Bad Bunny Sets All-Time Touring Record Grossing $435M In A Calendar Year

Bad Bunny performs the final show of his “World’s Hottest Tour” at Azteca Stadium in Mexico City on Saturday. The Puerto Rican star grossed more than $10.5 million over two shows during the weekend to become the highest-grossing artist in a calendar year. (Photo by Medios y Media/Getty Images)

Bad Bunny closed out his 43-date “World’s Hottest Tour” at Mexico City’s Azteca Stadium on Saturday and Sunday (Dec 9-10) and with those two performances set the all-time record for the highest-grossing tour in a single calendar year. Bad Bunny, a.k.a. Benito Antonio Martínez Ocasio, grossed more than $10.5 million over two nights giving him a grand total of $435,388,660 for the calendar year, according to box office reports submitted to Pollstar.

His mammoth $435.3 gross surpasses Ed Sheeran’s “Divide Tour,” which topped Pollstar’s 2018 Year-End Worldwide Top 100 chart with a record $432.4 million, the all-time highest-grossing live entertainment act in a calendar year—until now.

“I think we all feel very proud of what he’s accomplished,” Hans Schafer, SVP of Global Touring at Live Nation, which promoted the tour, tells Pollstar. “It’s a feat that is remarkable. It is huge for Latin music and unprecedented and a remarkable accomplishment on its own, regardless of genre to see an artist of his age reaching those heights is just something that makes it very promising for us, of what the future holds.”

Bad Bunny had 81 shows this year across two tours. He performed in arenas earlier this year during his “El Último Tour Del Mundo Tour” run, which ran from Feb. – April grossing $113 million and selling 574K tickets. In August, he made his prodigious leap into stadiums for “World’s Hottest Tour.” The superstar sold 2,478,796 tickets, which averaged $176.64 each, and earned an average of $5,375,168 per night.

“In April 2021, when we put ‘El Último Tour del Mundo’ arena tour on sale, which ultimately started in February of ‘22, what we saw from a numbers perspective were indicative of demand being off the charts,” Jbeau Lewis, Bad Bunny’s agent and a partner at United Talent Agency, told Pollstar about making the leap from arenas to stadiums. “When you look at a ticketing queue for a show that can hold 17,000 and there’s 300,000 in the queue, it certainly suggests there’s a lot more meat on the bone to be had.”
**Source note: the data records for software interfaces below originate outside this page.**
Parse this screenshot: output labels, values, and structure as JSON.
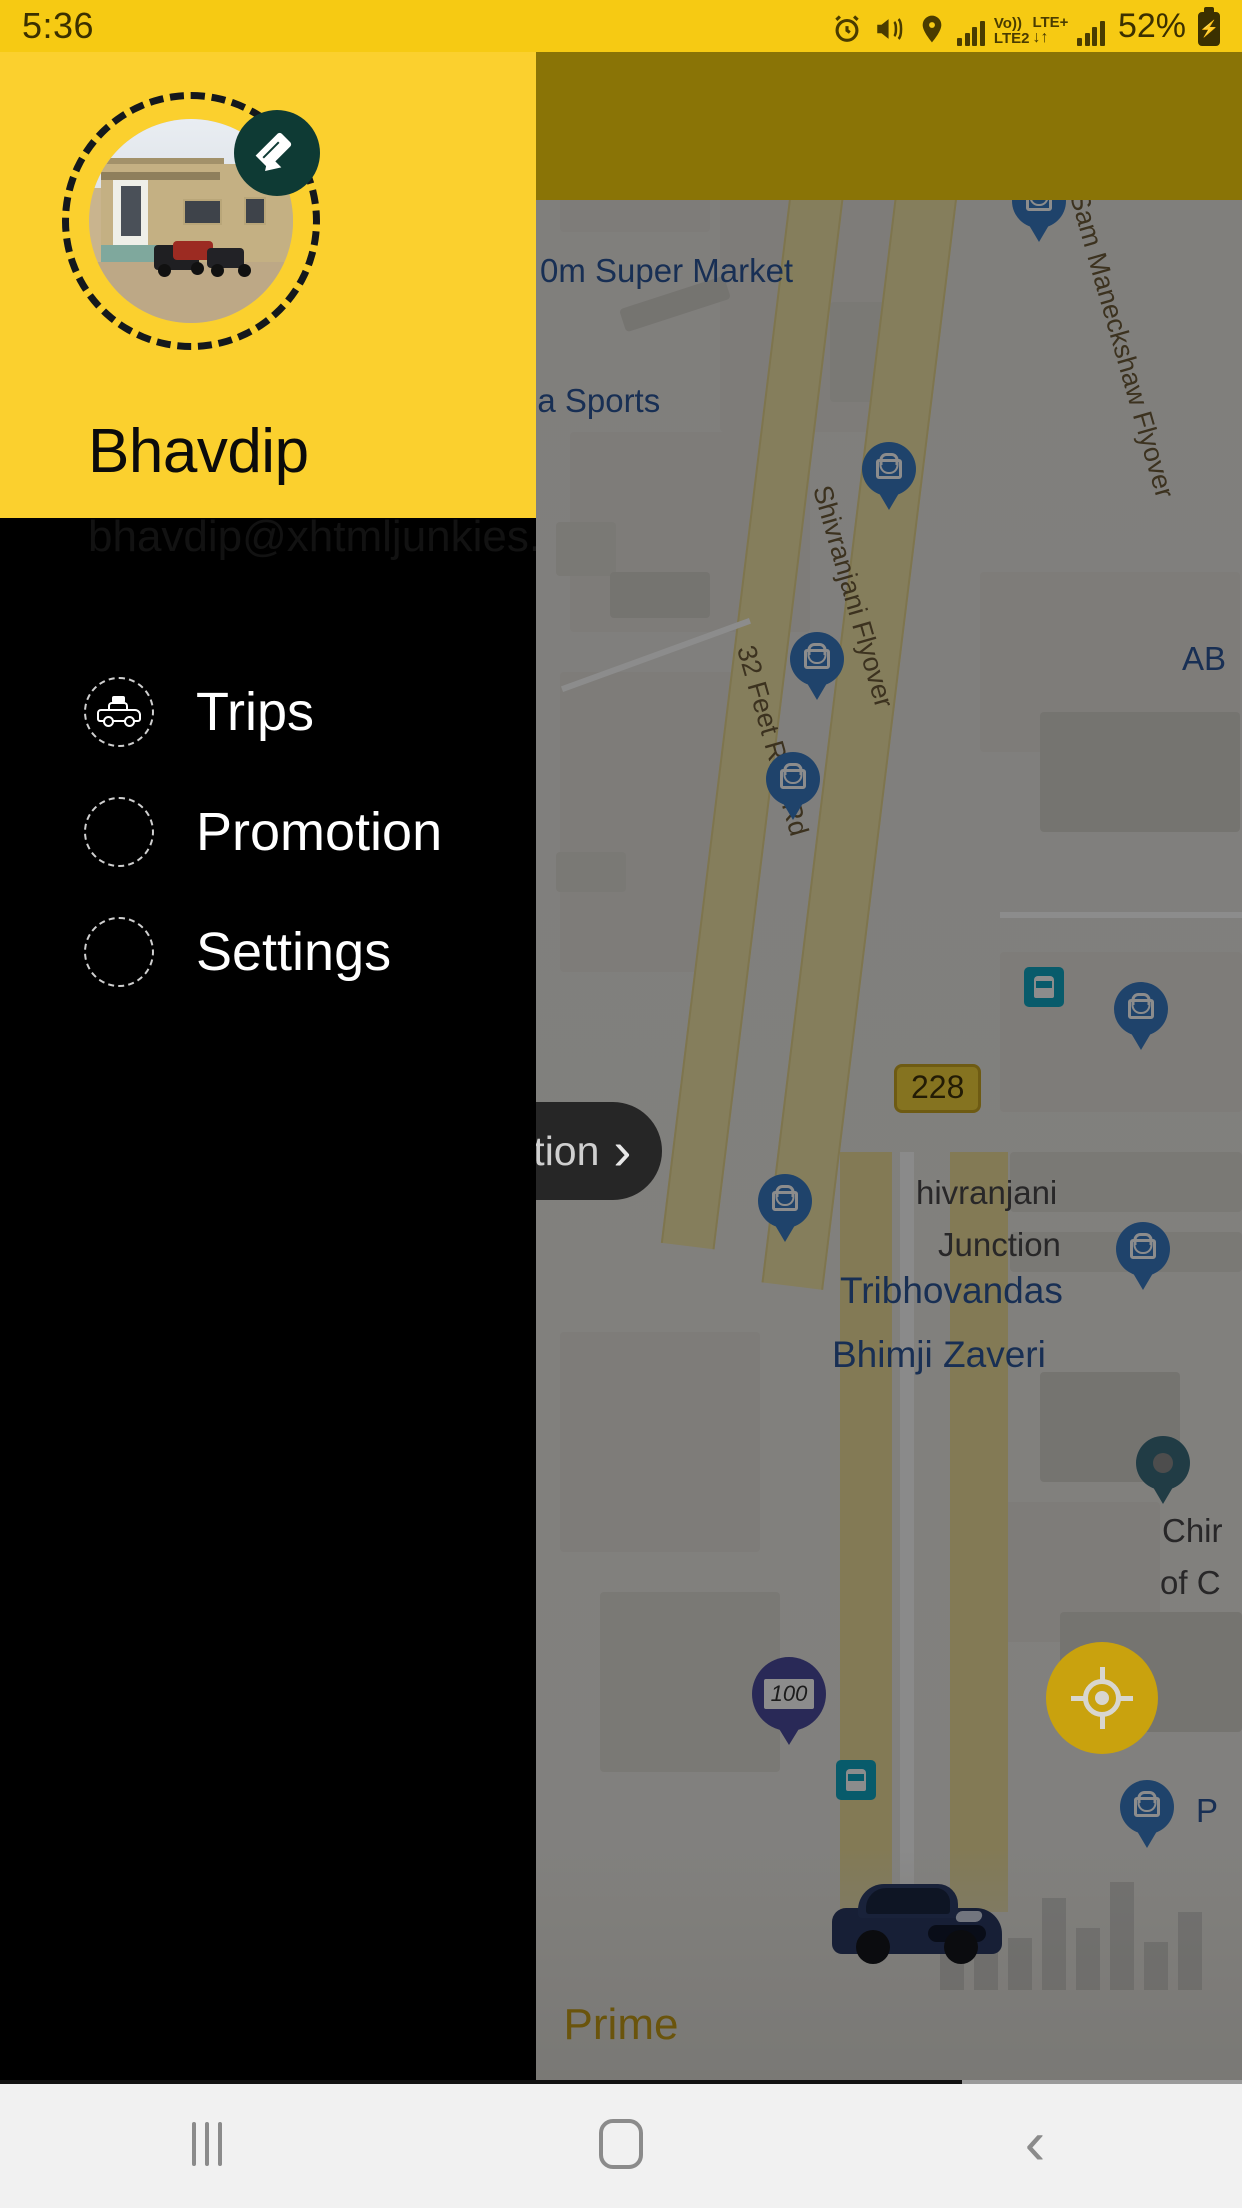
{
  "status_bar": {
    "time": "5:36",
    "battery_percent": "52%",
    "network_volte": "Vo))",
    "network_lte2": "LTE2",
    "network_lte_plus": "LTE+",
    "icons": [
      "alarm-icon",
      "vibrate-icon",
      "location-icon",
      "signal-bars-icon",
      "signal-bars-2-icon",
      "battery-charging-icon"
    ]
  },
  "drawer": {
    "user_name": "Bhavdip",
    "user_email": "bhavdip@xhtmljunkies.c",
    "edit_badge_icon": "pencil-icon",
    "avatar_alt": "profile-photo-house-with-motorcycles",
    "menu": [
      {
        "label": "Trips",
        "icon": "taxi-icon"
      },
      {
        "label": "Promotion",
        "icon": "promotion-badge-icon"
      },
      {
        "label": "Settings",
        "icon": "gear-icon"
      }
    ]
  },
  "map": {
    "location_pill_label": "cation",
    "location_pill_chevron": "›",
    "my_location_button_icon": "crosshair-icon",
    "road_labels": [
      "FM Sam Maneckshaw Flyover",
      "Shivranjani Flyover",
      "32 Feet Ring Rd"
    ],
    "route_shield": "228",
    "poi_labels": [
      "0m Super Market",
      "ia Sports",
      "AB",
      "hivranjani",
      "Junction",
      "Tribhovandas",
      "Bhimji Zaveri",
      "Chir",
      "of C",
      "P"
    ],
    "price_pin": "100",
    "transit_icon": "bus-stop-icon",
    "shop_pin_icon": "shopping-bag-pin-icon",
    "place_pin_icon": "map-pin-icon"
  },
  "vehicle_card": {
    "name": "Prime",
    "image_alt": "blue-sedan-car"
  },
  "nav_bar": {
    "recents_icon": "recents-icon",
    "home_icon": "home-icon",
    "back_icon": "back-icon"
  },
  "colors": {
    "brand_yellow": "#FBD02E",
    "status_yellow": "#F6CA13",
    "drawer_black": "#000000",
    "edit_badge_teal": "#0E3A34",
    "fab_gold": "#C9A20E",
    "prime_gold": "#C29A16",
    "map_poi_blue": "#2C5699"
  }
}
Lewis recalled a conversation he had with Bad Bunny’s manager Noah Assad of Rimas Entertainment when tickets for the arena tour went on sale and both were thinking the same thing: “We got to hold stadiums for next year.”

“I give Noah and [Bad Bunny] all the credit in the world,” Lewis said. “They have such foresight, and vision as to what they want to do, they’re always ten steps ahead of everybody else.

“The plan to go on the arena tour, release the album a month after that tour ended and have a stadium tour that would start a couple of months after that was hatched 18 months ago at this point. We’ve just been working toward the execution of it.”